What Makes a Ministry Appealing? Part 2 :: By Paul J. Scharf

In the previous installment, I began building upon a statement by my professor of systematic theology at Faith Baptist Theological Seminary, Dr. Myron J. Houghton.

Basing his thoughts on 2 Cor. 2:15-16, Dr. Houghton stated: “Your ministry is like a fragrance. It will attract some, and it will repel others.”

We are considering here some Biblically legitimate means of making our ministries of the utmost appeal to the greatest number of people. In the first place, we considered the need to know our audiences. We will look at the final two ideas in this, the concluding installment.

  1. Know Your Subject

I am presenting these ideas in what I see as a logical order. However, this point is really, objectively, the most important and necessary.

An attorney may have tremendous passion. If he does not understand the law, however, he will be of little value to his client. A medical doctor may have incredible empathy. If he is not skilled in the practice of medicine, however, his patient will only continue to suffer.

As ministers, preachers, and teachers of the Word of God—dealing with eternal souls—it is not enough for us to rely on emotion or zeal. We need to dispense the precepts of Scripture clearly and, especially, with exact faithfulness to all that He has revealed.

Many volumes could be written on this subject, so it is my intention here just to share a few pointed reminders.

If we want our audiences to be fascinated, we have to impart something they’ll find fascinating. Thankfully, the Bible is filled with such material. Our task is to mine it out.

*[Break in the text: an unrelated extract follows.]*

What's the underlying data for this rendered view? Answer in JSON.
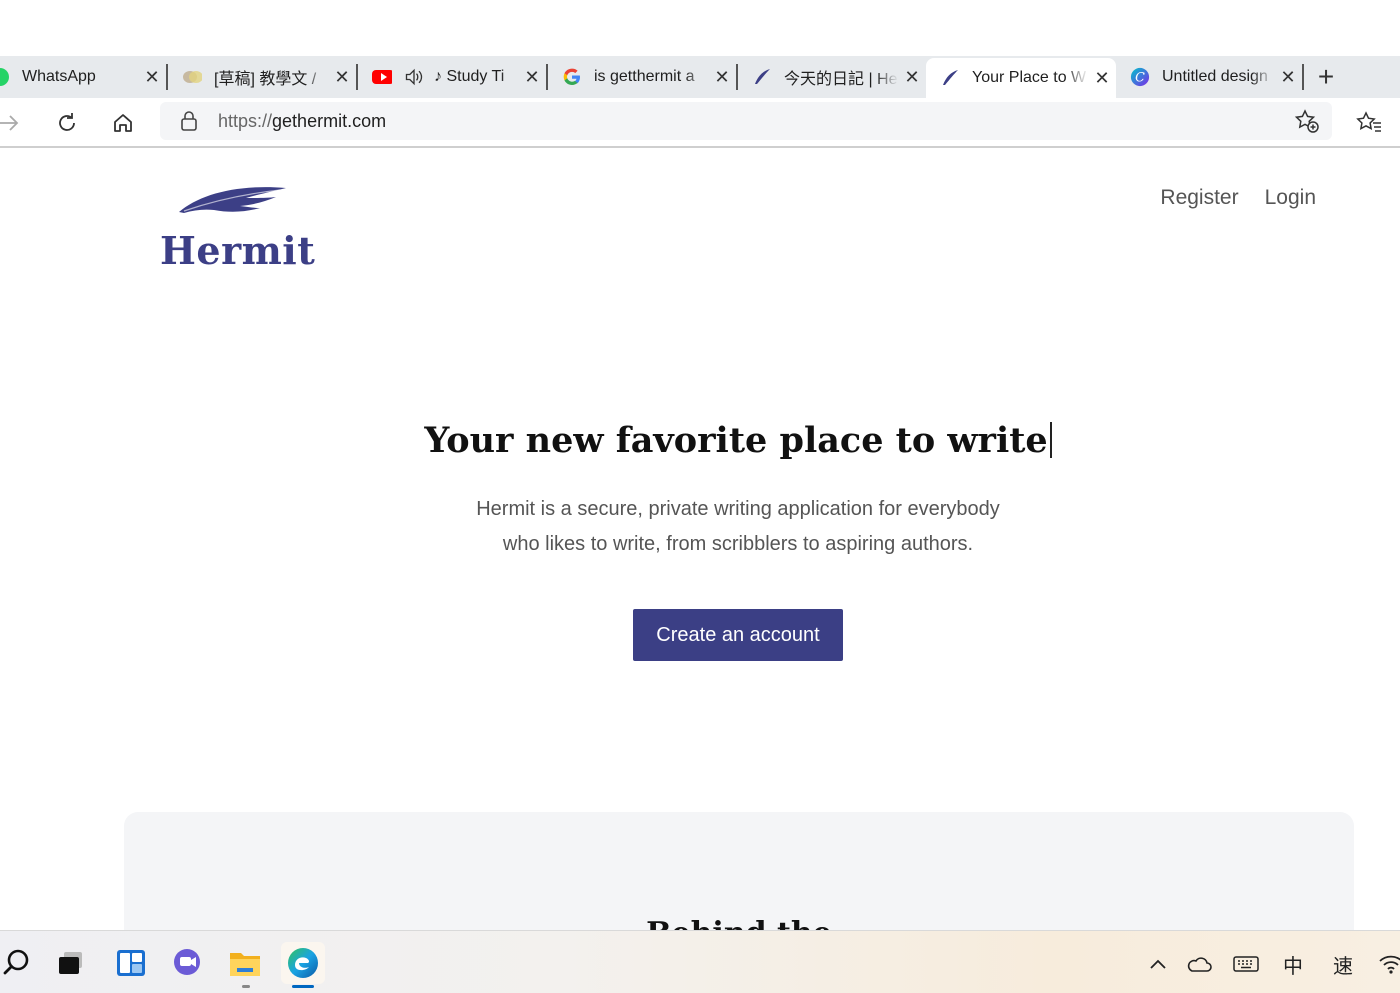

If there ever was a time when the preacher could get by with being less than prepared (or, heaven forbid, less than truthful), that time is gone. Most people in the crowd have a phone in their hands—a click away from fact-checking the sermon.

I accept the fact that preachers and teachers are at different levels of education and understanding. All of us ought to be learning and growing. Some things, however, are simply inexcusable.

In my experience, I have seen messages developed off of a misquoted verse, or a partial reading of a verse, or a misunderstanding of a theological concept. To use a word from James, “My brethren, these things ought not to be so” (3:10).

People are hungry to learn. They want to know the historical and cultural backgrounds which impact our understanding of the Biblical text. They want to be able to trust their teacher—and discover the truth from him.

Almost every time I speak, I also remind the congregation that each one has their own obligations, as well, to “consider what I say” (2 Tim. 2:7), then “(search) the Scriptures” (Acts 17:11) for themselves. Mind you, this is really not an out for the preacher but actually another level of accountability for him.

  1. Know Your People

The final suggestion I offer for making our ministries more appealing to more people is to get to know, as much as possible, those whom we teach.

The people in the pews are not props for our presentation but eternal souls to whom we minister—and we will “give account” (Heb. 13:17) for them.

“I know my sheep,” Jesus said, “and am known by my own” (John 10:14). He added, “I know them, and they follow Me” (John 10:27).

In the providence of God, and by His grace, He allowed me to have an experience in pastoral ministry that made an indelible mark upon my heart and mind in this regard. I was greeting people in the foyer one Sunday after the service, and a dear lady came up to me, humbly asking for my assistance.

“Yes, __________,” I responded.

The woman was immediately taken aback, and paused.

“You know my name!” she exclaimed out of surprise.

That was a powerful moment for me. It is a lesson that can be hard to practice consistently with all of the people that I meet in my ministry with The Friends of Israel. But, with God’s help, remembering someone’s name makes a deep impression. And I believe it will serve to make our ministries more appealing.

The Apostle Paul concluded the passage on which this series is based by asking this probing question: “And who is sufficient for these things?” (2 Cor. 2:16).

May God give us the strength and wisdom which only He can supply, to the end that our ministries might appeal to the most people, in the worthiest manner.


Paul J. Scharf (M.A., M.Div., Faith Baptist Theological Seminary) is a church ministries representative for The Friends of Israel Gospel Ministry, based in Columbus, WI, and serving in the Midwest. For more information on his ministry, visit sermonaudio.com/pscharf or foi.org/scharf, or email pscharf@foi.org.

Scripture taken from the New King James Version.